# Exercise data:
--- START ---

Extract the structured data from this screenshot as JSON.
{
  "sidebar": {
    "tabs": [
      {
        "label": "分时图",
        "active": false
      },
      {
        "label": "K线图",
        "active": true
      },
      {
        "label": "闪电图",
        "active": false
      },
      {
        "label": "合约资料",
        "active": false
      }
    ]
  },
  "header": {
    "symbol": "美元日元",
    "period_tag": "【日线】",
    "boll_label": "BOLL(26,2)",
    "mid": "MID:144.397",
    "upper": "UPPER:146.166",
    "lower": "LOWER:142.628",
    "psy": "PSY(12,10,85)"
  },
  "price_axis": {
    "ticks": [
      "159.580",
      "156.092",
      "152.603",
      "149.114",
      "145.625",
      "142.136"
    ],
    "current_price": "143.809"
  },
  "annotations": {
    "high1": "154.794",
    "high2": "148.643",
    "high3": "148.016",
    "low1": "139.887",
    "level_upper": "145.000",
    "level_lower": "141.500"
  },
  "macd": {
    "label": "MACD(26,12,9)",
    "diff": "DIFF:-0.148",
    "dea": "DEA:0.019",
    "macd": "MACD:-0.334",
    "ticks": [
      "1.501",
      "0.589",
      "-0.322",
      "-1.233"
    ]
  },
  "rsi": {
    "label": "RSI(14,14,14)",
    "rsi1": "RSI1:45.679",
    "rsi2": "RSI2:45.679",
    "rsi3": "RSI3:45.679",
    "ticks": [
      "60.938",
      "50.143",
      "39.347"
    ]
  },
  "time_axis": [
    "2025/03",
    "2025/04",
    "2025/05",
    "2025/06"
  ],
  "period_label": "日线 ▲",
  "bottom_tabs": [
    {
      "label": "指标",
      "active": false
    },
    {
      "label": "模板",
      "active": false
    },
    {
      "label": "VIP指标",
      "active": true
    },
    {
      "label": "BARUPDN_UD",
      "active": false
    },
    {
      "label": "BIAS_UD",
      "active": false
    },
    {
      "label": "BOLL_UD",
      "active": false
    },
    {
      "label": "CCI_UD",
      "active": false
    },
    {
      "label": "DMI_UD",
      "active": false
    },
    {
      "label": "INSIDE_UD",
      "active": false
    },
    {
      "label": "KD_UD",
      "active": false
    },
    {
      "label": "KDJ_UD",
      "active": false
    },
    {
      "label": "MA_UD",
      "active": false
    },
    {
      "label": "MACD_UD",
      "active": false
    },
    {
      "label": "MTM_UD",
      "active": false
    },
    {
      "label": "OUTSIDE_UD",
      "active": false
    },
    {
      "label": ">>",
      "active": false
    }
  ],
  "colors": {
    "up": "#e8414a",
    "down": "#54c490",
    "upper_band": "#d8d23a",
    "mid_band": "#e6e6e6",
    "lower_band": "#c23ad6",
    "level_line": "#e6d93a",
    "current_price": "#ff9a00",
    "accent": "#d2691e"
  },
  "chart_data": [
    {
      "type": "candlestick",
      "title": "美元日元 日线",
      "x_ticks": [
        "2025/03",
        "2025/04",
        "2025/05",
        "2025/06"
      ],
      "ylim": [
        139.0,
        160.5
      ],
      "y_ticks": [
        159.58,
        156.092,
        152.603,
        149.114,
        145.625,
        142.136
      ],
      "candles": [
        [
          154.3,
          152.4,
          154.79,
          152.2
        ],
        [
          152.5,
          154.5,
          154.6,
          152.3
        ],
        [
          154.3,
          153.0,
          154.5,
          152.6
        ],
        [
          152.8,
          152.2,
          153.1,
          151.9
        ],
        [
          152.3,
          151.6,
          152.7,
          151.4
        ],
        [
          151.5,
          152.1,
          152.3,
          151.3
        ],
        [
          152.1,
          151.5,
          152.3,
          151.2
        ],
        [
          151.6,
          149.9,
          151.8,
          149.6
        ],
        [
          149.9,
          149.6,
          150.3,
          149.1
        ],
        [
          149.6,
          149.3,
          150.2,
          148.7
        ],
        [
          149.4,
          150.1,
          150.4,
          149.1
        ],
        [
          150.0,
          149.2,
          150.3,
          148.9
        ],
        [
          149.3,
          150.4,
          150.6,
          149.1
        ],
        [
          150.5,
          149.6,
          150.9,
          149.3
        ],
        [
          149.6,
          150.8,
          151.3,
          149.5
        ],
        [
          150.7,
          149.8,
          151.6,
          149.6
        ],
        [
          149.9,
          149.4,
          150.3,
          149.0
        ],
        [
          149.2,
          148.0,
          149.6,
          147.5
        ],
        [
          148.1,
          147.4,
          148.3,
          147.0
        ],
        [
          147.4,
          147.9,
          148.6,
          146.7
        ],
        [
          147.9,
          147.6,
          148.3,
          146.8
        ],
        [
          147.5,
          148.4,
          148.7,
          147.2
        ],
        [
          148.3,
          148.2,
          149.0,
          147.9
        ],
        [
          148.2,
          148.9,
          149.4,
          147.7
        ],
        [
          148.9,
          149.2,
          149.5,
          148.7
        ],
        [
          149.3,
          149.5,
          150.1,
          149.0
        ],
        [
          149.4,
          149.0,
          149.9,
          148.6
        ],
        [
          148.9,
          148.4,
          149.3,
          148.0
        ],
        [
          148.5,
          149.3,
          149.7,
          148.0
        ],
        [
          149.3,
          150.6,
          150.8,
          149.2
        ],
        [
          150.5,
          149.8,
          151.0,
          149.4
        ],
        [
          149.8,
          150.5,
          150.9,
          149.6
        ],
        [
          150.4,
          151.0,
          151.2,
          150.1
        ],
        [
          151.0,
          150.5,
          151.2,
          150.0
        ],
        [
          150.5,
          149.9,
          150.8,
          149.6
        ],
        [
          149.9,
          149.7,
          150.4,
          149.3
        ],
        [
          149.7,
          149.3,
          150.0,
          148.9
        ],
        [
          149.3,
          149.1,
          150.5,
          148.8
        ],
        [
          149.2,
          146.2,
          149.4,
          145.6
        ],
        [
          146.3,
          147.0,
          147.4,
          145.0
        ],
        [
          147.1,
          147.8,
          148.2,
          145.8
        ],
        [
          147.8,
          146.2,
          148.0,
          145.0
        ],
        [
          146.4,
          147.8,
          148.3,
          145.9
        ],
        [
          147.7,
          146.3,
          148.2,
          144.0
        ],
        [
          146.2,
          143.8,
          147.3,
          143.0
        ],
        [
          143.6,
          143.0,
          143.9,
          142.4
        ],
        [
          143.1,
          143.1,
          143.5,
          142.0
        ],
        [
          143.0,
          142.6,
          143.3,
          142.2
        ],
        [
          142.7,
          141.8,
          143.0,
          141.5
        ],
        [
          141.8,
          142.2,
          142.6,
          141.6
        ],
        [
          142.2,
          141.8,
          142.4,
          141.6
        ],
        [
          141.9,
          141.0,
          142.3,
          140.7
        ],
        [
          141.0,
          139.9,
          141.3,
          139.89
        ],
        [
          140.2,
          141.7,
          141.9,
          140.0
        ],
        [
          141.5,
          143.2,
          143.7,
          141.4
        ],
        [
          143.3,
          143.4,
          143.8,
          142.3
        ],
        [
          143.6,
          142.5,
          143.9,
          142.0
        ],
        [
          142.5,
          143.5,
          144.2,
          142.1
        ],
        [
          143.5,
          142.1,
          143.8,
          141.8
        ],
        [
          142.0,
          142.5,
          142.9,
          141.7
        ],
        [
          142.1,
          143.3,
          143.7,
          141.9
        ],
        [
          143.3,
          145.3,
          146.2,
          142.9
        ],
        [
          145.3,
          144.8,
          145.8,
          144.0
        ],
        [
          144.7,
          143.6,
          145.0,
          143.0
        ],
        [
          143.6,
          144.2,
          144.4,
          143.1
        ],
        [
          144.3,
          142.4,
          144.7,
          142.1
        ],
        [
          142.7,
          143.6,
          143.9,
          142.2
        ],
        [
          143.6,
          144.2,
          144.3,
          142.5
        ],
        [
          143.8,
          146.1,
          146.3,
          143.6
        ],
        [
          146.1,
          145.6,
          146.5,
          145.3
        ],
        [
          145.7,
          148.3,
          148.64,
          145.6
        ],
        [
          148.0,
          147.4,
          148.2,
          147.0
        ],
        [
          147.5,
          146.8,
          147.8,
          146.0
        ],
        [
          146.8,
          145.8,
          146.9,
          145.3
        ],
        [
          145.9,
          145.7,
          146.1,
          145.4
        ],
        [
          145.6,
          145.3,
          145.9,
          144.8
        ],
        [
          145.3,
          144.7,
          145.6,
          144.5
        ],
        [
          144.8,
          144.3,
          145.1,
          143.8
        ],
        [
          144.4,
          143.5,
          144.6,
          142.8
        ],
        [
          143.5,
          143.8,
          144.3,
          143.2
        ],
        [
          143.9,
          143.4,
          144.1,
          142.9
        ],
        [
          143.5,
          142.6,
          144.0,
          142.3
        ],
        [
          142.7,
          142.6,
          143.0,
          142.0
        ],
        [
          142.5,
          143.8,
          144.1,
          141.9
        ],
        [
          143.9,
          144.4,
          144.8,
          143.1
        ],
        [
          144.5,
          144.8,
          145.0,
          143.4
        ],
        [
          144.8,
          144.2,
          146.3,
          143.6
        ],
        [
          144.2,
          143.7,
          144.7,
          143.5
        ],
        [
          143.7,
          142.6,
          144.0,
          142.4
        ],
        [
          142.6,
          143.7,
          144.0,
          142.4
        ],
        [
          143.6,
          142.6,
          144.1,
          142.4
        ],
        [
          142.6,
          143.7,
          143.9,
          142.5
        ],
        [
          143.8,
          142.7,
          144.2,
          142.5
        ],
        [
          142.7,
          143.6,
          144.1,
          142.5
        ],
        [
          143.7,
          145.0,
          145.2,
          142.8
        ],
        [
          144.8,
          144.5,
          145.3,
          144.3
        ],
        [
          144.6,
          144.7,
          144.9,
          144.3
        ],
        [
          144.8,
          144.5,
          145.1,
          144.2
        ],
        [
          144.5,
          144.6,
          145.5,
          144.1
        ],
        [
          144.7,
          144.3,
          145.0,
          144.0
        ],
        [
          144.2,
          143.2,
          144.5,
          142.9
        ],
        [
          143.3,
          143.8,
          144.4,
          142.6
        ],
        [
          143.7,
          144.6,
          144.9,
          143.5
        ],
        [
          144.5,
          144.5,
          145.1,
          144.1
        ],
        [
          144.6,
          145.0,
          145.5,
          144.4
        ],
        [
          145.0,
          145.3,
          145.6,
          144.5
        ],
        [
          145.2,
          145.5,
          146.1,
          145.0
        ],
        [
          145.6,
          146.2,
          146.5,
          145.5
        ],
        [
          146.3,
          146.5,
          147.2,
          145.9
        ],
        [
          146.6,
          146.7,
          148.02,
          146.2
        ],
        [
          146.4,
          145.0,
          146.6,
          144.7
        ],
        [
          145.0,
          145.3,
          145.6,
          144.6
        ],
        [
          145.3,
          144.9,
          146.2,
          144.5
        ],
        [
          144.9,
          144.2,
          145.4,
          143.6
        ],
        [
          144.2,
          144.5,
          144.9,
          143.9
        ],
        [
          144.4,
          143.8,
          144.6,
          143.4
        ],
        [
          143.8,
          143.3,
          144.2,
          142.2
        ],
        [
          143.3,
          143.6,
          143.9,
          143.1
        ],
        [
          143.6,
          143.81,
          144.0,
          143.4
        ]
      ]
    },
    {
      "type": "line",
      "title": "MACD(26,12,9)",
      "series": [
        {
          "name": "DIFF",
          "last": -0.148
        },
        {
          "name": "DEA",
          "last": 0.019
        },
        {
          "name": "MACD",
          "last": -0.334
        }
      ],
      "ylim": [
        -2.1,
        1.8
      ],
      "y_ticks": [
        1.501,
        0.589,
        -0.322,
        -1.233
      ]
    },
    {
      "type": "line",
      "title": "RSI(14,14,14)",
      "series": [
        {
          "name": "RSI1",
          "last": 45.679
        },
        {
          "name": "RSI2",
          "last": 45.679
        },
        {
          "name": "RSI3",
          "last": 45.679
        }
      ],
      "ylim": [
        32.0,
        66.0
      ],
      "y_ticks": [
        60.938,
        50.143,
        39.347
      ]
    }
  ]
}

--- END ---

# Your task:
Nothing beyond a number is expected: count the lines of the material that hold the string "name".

# Output for this task:
6